Asked about Pattinson and whether or not there was any danger that Test cricket was at risk of losing its uncompromising edge, Wade said that players would always adjust their actions based on where administrators set the boundaries of what is acceptable.
“It’ll just evolve the way it’s umpired to be honest, the way the officials hand the sanctions out will dictate the way that players play the game,” Wade said. “I don’t think good, hard Test cricket will ever go, I think once you get two countries out there and the contest’s on, I think there’s always going to be emotions that’ll spill over. If you’re doing the things and abiding by the laws I don’t think good, hard Test cricket will go anywhere.
“You can play aggressively with your body language without really saying anything anyway. We saw some really good contests and banter in England and everyone really enjoyed it. We all know there’s a line and if you cross that line you pay the price. Jimmy’s done that, I’ve done that in the past as well, you’ve got to learn from that and he’ll come back better.”

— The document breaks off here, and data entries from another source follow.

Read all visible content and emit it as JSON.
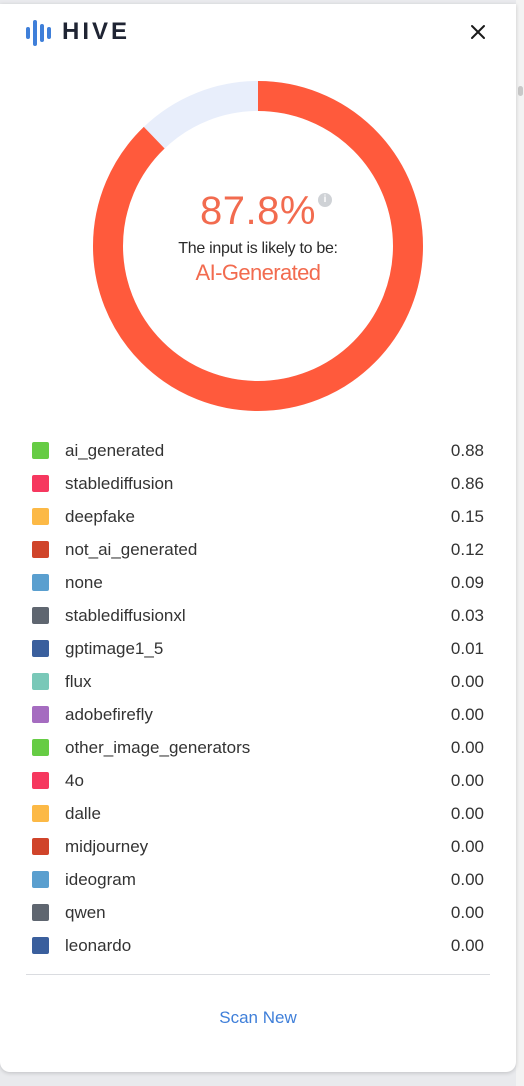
{
  "header": {
    "logo_text": "HIVE",
    "logo_icon": "hive-bars-icon",
    "close_icon": "close-icon"
  },
  "result": {
    "percent": "87.8%",
    "percent_value": 0.878,
    "likely_text": "The input is likely to be:",
    "verdict": "AI-Generated",
    "info_icon": "i",
    "colors": {
      "primary": "#ff5a3c",
      "remainder": "#e8eefb",
      "accent_text": "#f26b4f"
    }
  },
  "scores": [
    {
      "label": "ai_generated",
      "value": "0.88",
      "color": "#66cc44"
    },
    {
      "label": "stablediffusion",
      "value": "0.86",
      "color": "#f6385f"
    },
    {
      "label": "deepfake",
      "value": "0.15",
      "color": "#fcb946"
    },
    {
      "label": "not_ai_generated",
      "value": "0.12",
      "color": "#d0442a"
    },
    {
      "label": "none",
      "value": "0.09",
      "color": "#5a9fcf"
    },
    {
      "label": "stablediffusionxl",
      "value": "0.03",
      "color": "#5f6670"
    },
    {
      "label": "gptimage1_5",
      "value": "0.01",
      "color": "#3a5f9d"
    },
    {
      "label": "flux",
      "value": "0.00",
      "color": "#79c8b8"
    },
    {
      "label": "adobefirefly",
      "value": "0.00",
      "color": "#a56cc0"
    },
    {
      "label": "other_image_generators",
      "value": "0.00",
      "color": "#66cc44"
    },
    {
      "label": "4o",
      "value": "0.00",
      "color": "#f6385f"
    },
    {
      "label": "dalle",
      "value": "0.00",
      "color": "#fcb946"
    },
    {
      "label": "midjourney",
      "value": "0.00",
      "color": "#d0442a"
    },
    {
      "label": "ideogram",
      "value": "0.00",
      "color": "#5a9fcf"
    },
    {
      "label": "qwen",
      "value": "0.00",
      "color": "#5f6670"
    },
    {
      "label": "leonardo",
      "value": "0.00",
      "color": "#3a5f9d"
    }
  ],
  "footer": {
    "scan_new_label": "Scan New",
    "link_color": "#3f7fd9"
  }
}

CA this year earned nationwide plaudits for introducing a new policy for the “inclusion of transgender and gender diverse players in elite cricket”, a process led by Carroll. “It doesn’t make any sense that today, people are discriminated against, harassed or excluded, because of who they are. And that’s not right,” CA’s chief executive Kevin Roberts said when launching the policy in August. “Discrimination of any sort has no place in the game and all of Australian Cricket is driven to ensure all cricketers can participate in a harassment-free environment.”